6. Have water within reach
As nerves flood your system, moisture often abandons it. We go to speak and find our mouths suddenly as dry as a desert. “Did I eat a handful of sawdust before I came out here?” you wonder, as the very idea of saliva seems like a distant memory. So, have a few sips of water before you start your presentation, and make sure there is lots of water with you during it. Even when your nerves start to dissipate, you will still need to hydrate because the simple act of talking continuously expels a lot of moisture from your mouth.
7. Never let them see you sweat
I sweat when I’m nervous. Then I get nervous about sweating and sweat more, in a self-perpetuating cycle of perspiration (like Al Brooks in that hysterical scene from “Broadcast News”). A great way to avoid sweating is to dress coolly, opting for less layers or lighter clothing. If you’re still going to sweat, try to make sure it won’t show by wearing white or black up top, avoiding light blue or grey, or wearing an undershirt. And if all else fails and sweat starts to collect on your forehead or upper lip, try as much as possible not to wipe it away, which is a dead give-away that you’re perspiring. Just because you feel the sweat doesn’t mean your audience can see it. A year ago I spoke in front of a thousand dieticians and was sweating like a farm animal for the first fifteen minutes of my talk. I was convinced it showed, but was greatly relieved (and surprised), when I saw video afterwards, that it didn’t. Sure, I was a little “shiny”, but I didn’t look like the drowned rat I’d felt like.
8. Make eye contact with your audience
Some people, when they’re feeling judged by an audience, instinctively shy away by not looking at them. They make their whole presentation to the floor or the clock at the back of the room. Don’t do this. Make eye contact with people in your audience. Let them know you see them and make sure they see you. They will all seem less threatening and more inviting if you do.
9. Open with a story
A well-crafted story well told is not only a great way to position the content of your presentation, it’s also an effective way for you to connect with your audience on a personal level. And because the story is yours, it’s hard for you to mess it up or make mistakes with it. A relevant, strategic story at the start of your presentation can help you shape the way you want your audience to think about everything that’s going to follow. Importantly, it can also be used to shape the way they feel about your presentation, enriching the connection you make between it, them and you.

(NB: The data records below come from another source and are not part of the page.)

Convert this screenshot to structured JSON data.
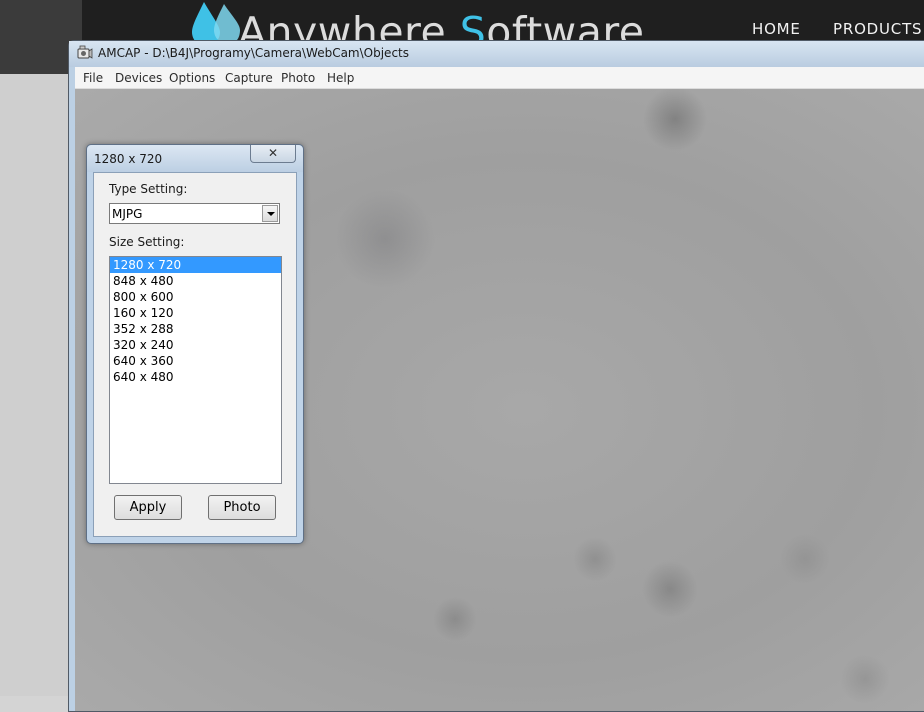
{
  "website": {
    "logo_prefix": "Anywhere ",
    "logo_s": "S",
    "logo_suffix": "oftware",
    "nav": [
      "HOME",
      "PRODUCTS"
    ],
    "colors": {
      "header": "#1f1f1f",
      "accent": "#3fc1e6"
    }
  },
  "amcap": {
    "title": "AMCAP - D:\\B4J\\Programy\\Camera\\WebCam\\Objects",
    "icon": "webcam-app-icon",
    "menu": [
      "File",
      "Devices",
      "Options",
      "Capture",
      "Photo",
      "Help"
    ]
  },
  "dialog": {
    "title": "1280 x 720",
    "close_label": "✕",
    "type_label": "Type Setting:",
    "type_value": "MJPG",
    "size_label": "Size Setting:",
    "sizes": [
      "1280 x 720",
      "848 x 480",
      "800 x 600",
      "160 x 120",
      "352 x 288",
      "320 x 240",
      "640 x 360",
      "640 x 480"
    ],
    "selected_index": 0,
    "apply_label": "Apply",
    "photo_label": "Photo",
    "selection_color": "#3399ff"
  }
}
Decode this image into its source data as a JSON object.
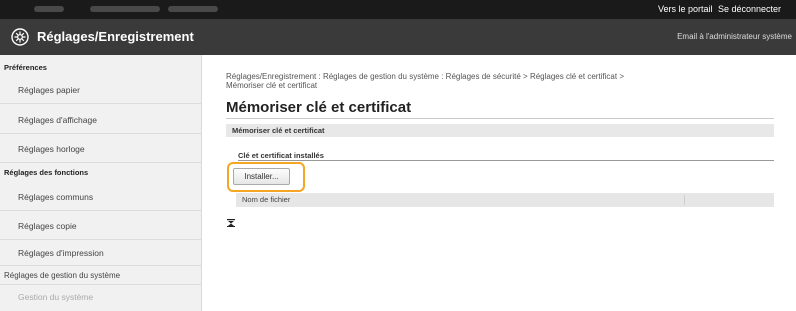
{
  "topbar": {
    "portal_link": "Vers le portail",
    "logout_link": "Se déconnecter"
  },
  "header": {
    "app_title": "Réglages/Enregistrement",
    "email_admin": "Email à l'administrateur système",
    "logo_icon": "gear-icon"
  },
  "sidebar": {
    "group_preferences": "Préférences",
    "preferences_items": [
      "Réglages papier",
      "Réglages d'affichage",
      "Réglages horloge"
    ],
    "group_functions": "Réglages des fonctions",
    "functions_items": [
      "Réglages communs",
      "Réglages copie",
      "Réglages d'impression"
    ],
    "group_system": "Réglages de gestion du système",
    "system_items": [
      "Gestion du système"
    ]
  },
  "main": {
    "breadcrumb_line1": "Réglages/Enregistrement : Réglages de gestion du système : Réglages de sécurité > Réglages clé et certificat >",
    "breadcrumb_line2": "Mémoriser clé et certificat",
    "page_title": "Mémoriser clé et certificat",
    "section_title": "Mémoriser clé et certificat",
    "sub_heading": "Clé et certificat installés",
    "install_button": "Installer...",
    "table_col_filename": "Nom de fichier",
    "sort_icon": "sort-icon"
  },
  "colors": {
    "topbar_bg": "#1a1a1a",
    "header_bg": "#3a3a3a",
    "highlight": "#f5a623"
  }
}
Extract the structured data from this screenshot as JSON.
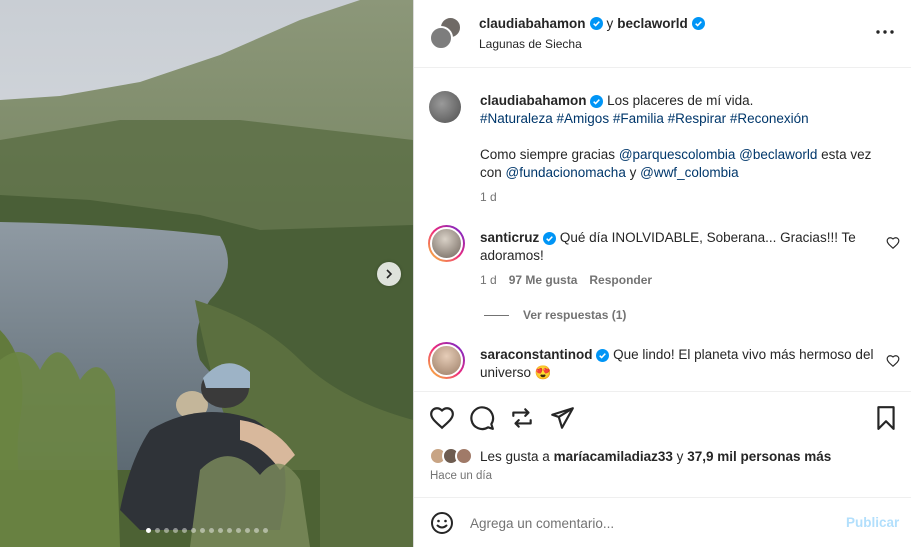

10. Admit you’re nervous
And if everything else fails, you’re still noticeably nervous and nothing seems to be calming your nerves, then just call it, and admit your nervous. To be clear, I only recommend doing this if you’re really nervous, not if you’re just experiencing some butterflies or rough patches. Your audience knows your nervous because they see the signs (e.g. quivering voice, pacing, sweating, hives, staring at the floor). They not only feel for you, but they also feel relieved it’s you up there and not them. So if you start off nervously and get even more nervous as you go, stop, take a deep breath, look right at your audience, smile and say, “I’m sorry, I’m just a bit nervous.” When I’ve seen people do this, it instantly relieves the tension in the room, making you less nervous, your audience less nervous for you, and everyone a bit more relaxed to go on this journey together.